START INFORMATION SUPPLIED
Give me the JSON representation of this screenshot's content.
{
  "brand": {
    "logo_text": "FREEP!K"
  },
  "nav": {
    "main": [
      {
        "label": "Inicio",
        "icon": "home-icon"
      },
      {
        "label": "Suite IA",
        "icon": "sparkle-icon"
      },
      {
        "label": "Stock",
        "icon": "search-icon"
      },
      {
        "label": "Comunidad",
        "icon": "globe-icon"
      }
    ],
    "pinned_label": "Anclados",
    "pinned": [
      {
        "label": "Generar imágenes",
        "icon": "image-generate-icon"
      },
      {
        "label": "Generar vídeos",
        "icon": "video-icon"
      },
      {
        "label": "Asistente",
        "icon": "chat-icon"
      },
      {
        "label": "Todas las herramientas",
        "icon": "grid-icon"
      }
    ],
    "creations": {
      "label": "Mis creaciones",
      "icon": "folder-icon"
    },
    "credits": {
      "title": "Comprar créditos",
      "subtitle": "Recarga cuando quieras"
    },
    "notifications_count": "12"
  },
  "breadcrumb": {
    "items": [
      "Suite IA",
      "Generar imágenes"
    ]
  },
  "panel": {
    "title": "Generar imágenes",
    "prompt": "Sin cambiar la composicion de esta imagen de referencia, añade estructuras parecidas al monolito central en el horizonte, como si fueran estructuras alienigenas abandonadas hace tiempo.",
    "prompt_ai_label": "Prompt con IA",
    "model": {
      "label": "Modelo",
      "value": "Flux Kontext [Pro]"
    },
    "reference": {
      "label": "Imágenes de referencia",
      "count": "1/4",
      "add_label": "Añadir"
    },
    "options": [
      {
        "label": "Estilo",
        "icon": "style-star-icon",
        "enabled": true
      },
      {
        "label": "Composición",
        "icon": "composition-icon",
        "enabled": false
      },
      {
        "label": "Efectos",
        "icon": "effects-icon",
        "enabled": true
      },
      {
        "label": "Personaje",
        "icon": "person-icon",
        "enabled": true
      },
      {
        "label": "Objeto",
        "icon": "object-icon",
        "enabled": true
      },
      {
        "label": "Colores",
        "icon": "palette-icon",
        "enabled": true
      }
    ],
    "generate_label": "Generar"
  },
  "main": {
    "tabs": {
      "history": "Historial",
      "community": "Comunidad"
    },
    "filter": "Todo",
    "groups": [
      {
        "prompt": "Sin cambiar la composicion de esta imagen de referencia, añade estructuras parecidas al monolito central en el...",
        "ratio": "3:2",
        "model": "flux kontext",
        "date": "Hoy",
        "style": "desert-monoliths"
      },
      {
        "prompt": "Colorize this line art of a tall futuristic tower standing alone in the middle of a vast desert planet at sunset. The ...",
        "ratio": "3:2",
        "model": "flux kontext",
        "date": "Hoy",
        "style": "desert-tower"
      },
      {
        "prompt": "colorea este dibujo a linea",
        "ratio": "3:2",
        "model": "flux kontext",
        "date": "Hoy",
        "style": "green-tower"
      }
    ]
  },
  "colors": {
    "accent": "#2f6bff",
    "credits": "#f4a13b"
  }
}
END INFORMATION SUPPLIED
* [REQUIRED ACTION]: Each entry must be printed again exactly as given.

* [RESPONSE TO THE TASK]:
Give me the JSON representation of this screenshot's content.
{
  "brand": {
    "logo_text": "FREEP!K"
  },
  "nav": {
    "main": [
      {
        "label": "Inicio",
        "icon": "home-icon"
      },
      {
        "label": "Suite IA",
        "icon": "sparkle-icon"
      },
      {
        "label": "Stock",
        "icon": "search-icon"
      },
      {
        "label": "Comunidad",
        "icon": "globe-icon"
      }
    ],
    "pinned_label": "Anclados",
    "pinned": [
      {
        "label": "Generar imágenes",
        "icon": "image-generate-icon"
      },
      {
        "label": "Generar vídeos",
        "icon": "video-icon"
      },
      {
        "label": "Asistente",
        "icon": "chat-icon"
      },
      {
        "label": "Todas las herramientas",
        "icon": "grid-icon"
      }
    ],
    "creations": {
      "label": "Mis creaciones",
      "icon": "folder-icon"
    },
    "credits": {
      "title": "Comprar créditos",
      "subtitle": "Recarga cuando quieras"
    },
    "notifications_count": "12"
  },
  "breadcrumb": {
    "items": [
      "Suite IA",
      "Generar imágenes"
    ]
  },
  "panel": {
    "title": "Generar imágenes",
    "prompt": "Sin cambiar la composicion de esta imagen de referencia, añade estructuras parecidas al monolito central en el horizonte, como si fueran estructuras alienigenas abandonadas hace tiempo.",
    "prompt_ai_label": "Prompt con IA",
    "model": {
      "label": "Modelo",
      "value": "Flux Kontext [Pro]"
    },
    "reference": {
      "label": "Imágenes de referencia",
      "count": "1/4",
      "add_label": "Añadir"
    },
    "options": [
      {
        "label": "Estilo",
        "icon": "style-star-icon",
        "enabled": true
      },
      {
        "label": "Composición",
        "icon": "composition-icon",
        "enabled": false
      },
      {
        "label": "Efectos",
        "icon": "effects-icon",
        "enabled": true
      },
      {
        "label": "Personaje",
        "icon": "person-icon",
        "enabled": true
      },
      {
        "label": "Objeto",
        "icon": "object-icon",
        "enabled": true
      },
      {
        "label": "Colores",
        "icon": "palette-icon",
        "enabled": true
      }
    ],
    "generate_label": "Generar"
  },
  "main": {
    "tabs": {
      "history": "Historial",
      "community": "Comunidad"
    },
    "filter": "Todo",
    "groups": [
      {
        "prompt": "Sin cambiar la composicion de esta imagen de referencia, añade estructuras parecidas al monolito central en el...",
        "ratio": "3:2",
        "model": "flux kontext",
        "date": "Hoy",
        "style": "desert-monoliths"
      },
      {
        "prompt": "Colorize this line art of a tall futuristic tower standing alone in the middle of a vast desert planet at sunset. The ...",
        "ratio": "3:2",
        "model": "flux kontext",
        "date": "Hoy",
        "style": "desert-tower"
      },
      {
        "prompt": "colorea este dibujo a linea",
        "ratio": "3:2",
        "model": "flux kontext",
        "date": "Hoy",
        "style": "green-tower"
      }
    ]
  },
  "colors": {
    "accent": "#2f6bff",
    "credits": "#f4a13b"
  }
}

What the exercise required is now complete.